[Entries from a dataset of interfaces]
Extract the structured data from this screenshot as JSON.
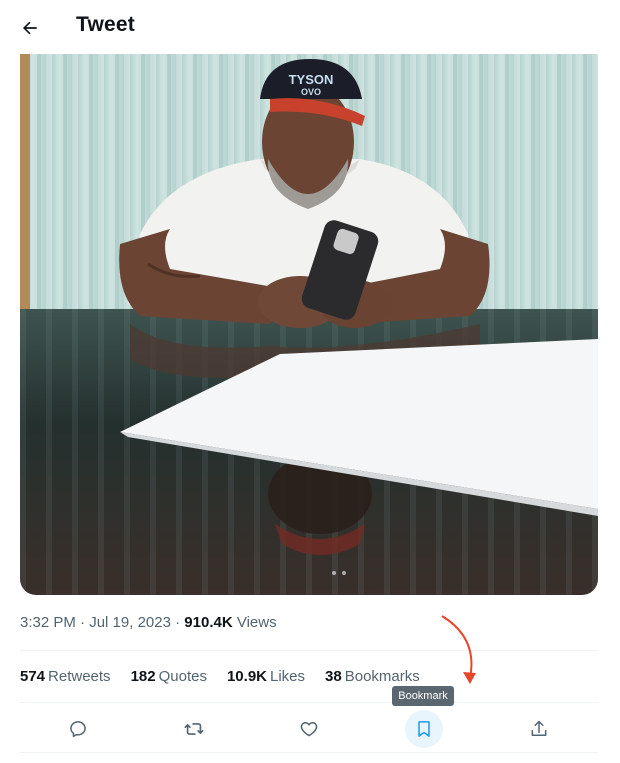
{
  "header": {
    "title": "Tweet",
    "back_icon": "arrow-left-icon"
  },
  "media": {
    "icon": "photo",
    "colors": {
      "curtain": "#bcd9d6",
      "table": "#2c3a38",
      "shirt": "#f2f2f0",
      "skin": "#6b4434",
      "cap": "#1b1d28",
      "cap_brim": "#c8412c"
    }
  },
  "meta": {
    "time": "3:32 PM",
    "separator1": " · ",
    "date": "Jul 19, 2023",
    "separator2": " · ",
    "views_count": "910.4K",
    "views_label": " Views"
  },
  "stats": {
    "retweets_count": "574",
    "retweets_label": "Retweets",
    "quotes_count": "182",
    "quotes_label": "Quotes",
    "likes_count": "10.9K",
    "likes_label": "Likes",
    "bookmarks_count": "38",
    "bookmarks_label": "Bookmarks"
  },
  "actions": {
    "items": [
      {
        "name": "reply",
        "icon": "reply-icon"
      },
      {
        "name": "retweet",
        "icon": "retweet-icon"
      },
      {
        "name": "like",
        "icon": "heart-icon"
      },
      {
        "name": "bookmark",
        "icon": "bookmark-icon",
        "active": true
      },
      {
        "name": "share",
        "icon": "share-icon"
      }
    ]
  },
  "tooltip": {
    "text": "Bookmark"
  },
  "colors": {
    "text_primary": "#0f1419",
    "text_secondary": "#536471",
    "divider": "#eff3f4",
    "accent": "#1d9bf0",
    "annotation": "#e8452c"
  }
}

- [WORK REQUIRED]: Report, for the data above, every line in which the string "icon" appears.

- [ANSWER SPACE]:
    "back_icon": "arrow-left-icon"
    "icon": "photo",
        "icon": "reply-icon"
        "icon": "retweet-icon"
        "icon": "heart-icon"
        "icon": "bookmark-icon",
        "icon": "share-icon"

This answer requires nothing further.